Is it time for Barbie & Co to undergo a ‘make-under’?


    One mother thinks so, as she creates her own ‘natural looking’ children’s dolls to combat current beauty standards

    With their incredibly high heels, oversized eyes and unrealistic body shapes, mum of two Emma Cayley started to become increasingly worried about the dolls her daughter was playing with. Believing that they promoted unrealistic standards of female beauty, 18 months ago she decided to upcycle pre-loved toys bought from charity shops and car-boot sales to create a range of natural-looking children’s dolls.

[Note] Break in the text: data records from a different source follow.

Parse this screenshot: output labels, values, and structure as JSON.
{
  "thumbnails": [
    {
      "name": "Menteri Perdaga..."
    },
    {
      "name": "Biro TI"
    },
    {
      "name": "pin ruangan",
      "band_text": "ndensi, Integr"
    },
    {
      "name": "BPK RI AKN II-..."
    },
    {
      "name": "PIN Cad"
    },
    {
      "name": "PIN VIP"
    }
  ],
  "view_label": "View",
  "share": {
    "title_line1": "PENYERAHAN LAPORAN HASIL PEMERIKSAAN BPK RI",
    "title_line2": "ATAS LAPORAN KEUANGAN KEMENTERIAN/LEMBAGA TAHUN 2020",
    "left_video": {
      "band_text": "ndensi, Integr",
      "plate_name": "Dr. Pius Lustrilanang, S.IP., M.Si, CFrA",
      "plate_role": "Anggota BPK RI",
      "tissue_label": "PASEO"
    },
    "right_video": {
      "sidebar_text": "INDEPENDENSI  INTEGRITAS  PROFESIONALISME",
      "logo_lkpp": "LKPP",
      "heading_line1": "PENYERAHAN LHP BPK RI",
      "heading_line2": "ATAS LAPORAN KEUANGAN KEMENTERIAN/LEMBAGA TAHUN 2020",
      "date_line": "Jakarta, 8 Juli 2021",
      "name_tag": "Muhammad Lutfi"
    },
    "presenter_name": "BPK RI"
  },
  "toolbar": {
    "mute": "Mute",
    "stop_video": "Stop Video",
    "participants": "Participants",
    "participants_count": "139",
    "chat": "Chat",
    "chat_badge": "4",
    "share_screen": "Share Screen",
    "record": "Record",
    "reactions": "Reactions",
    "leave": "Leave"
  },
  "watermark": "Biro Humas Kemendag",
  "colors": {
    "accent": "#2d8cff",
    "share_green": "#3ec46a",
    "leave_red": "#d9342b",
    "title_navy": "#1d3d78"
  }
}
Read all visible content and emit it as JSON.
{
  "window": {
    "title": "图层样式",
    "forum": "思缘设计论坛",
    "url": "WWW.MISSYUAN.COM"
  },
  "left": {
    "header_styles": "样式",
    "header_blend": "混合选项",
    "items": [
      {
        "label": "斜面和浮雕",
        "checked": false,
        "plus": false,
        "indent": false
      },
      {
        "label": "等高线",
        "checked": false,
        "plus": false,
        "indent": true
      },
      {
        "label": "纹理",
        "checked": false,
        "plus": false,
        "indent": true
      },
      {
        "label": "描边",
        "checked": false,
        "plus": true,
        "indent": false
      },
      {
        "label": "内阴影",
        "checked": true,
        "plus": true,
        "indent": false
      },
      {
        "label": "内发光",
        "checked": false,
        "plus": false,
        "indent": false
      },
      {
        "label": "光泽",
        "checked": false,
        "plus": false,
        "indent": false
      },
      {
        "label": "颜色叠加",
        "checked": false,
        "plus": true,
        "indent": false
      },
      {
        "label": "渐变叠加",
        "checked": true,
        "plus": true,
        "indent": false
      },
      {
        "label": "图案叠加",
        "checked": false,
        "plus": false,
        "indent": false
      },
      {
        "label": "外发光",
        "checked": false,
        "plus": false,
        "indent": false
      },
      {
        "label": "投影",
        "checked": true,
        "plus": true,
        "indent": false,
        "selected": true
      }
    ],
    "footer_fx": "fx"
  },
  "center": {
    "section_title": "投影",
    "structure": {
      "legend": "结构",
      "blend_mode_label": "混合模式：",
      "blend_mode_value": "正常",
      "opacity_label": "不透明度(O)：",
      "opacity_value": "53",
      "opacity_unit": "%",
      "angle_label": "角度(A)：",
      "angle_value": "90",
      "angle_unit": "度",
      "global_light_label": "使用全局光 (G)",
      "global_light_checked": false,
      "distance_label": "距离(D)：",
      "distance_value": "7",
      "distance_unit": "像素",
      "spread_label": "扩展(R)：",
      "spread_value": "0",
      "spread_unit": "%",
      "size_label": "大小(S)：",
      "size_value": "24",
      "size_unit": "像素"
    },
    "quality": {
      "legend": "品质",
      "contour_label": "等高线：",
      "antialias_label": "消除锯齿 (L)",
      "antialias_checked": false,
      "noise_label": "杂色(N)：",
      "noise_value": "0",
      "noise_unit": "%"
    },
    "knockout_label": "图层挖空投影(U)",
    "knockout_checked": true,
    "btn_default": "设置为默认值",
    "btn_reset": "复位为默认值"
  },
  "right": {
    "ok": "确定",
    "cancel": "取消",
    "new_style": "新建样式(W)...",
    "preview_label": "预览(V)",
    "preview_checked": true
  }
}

    “I felt they promoted an unhealthy body image. Not only this, but many of the dolls are dressed in overtly sexualised ways with vertiginous heels, short skirts and crop tops, and are heavily made up. In particular, the Bratz dolls have very large and prominent mouths and enormous eyes,” she told the Exeter Express & Echo.

    Instead, Emma’s Devon Rescue Dolls are repainted to offer a child’s doll with more realistic eyebrows, eyes, mouths – even freckly faces and glasses. “I also specialise in making custom dolls that look like their owners,” she adds, “and have made dolls with particular features such as birthmarks, cleft palate scars and alopecia.”

    A popular Bratz doll before and after her 'make-under' by Emma
    A popular Bratz doll before and after her ‘make-under’ by Emma

    Ranging between £20-£30, the dolls come beautifully packaged in a box complete with a glossy before-and-after photo, and goodies such as spare shoes, adorable hand-sewn outfits and hairbrushes. Parents can buy online at

    Do you agree that our children’s dolls are promoting unrealistic standards of female beauty to our little ones? Tweet us @_Little_London and tell us what you think.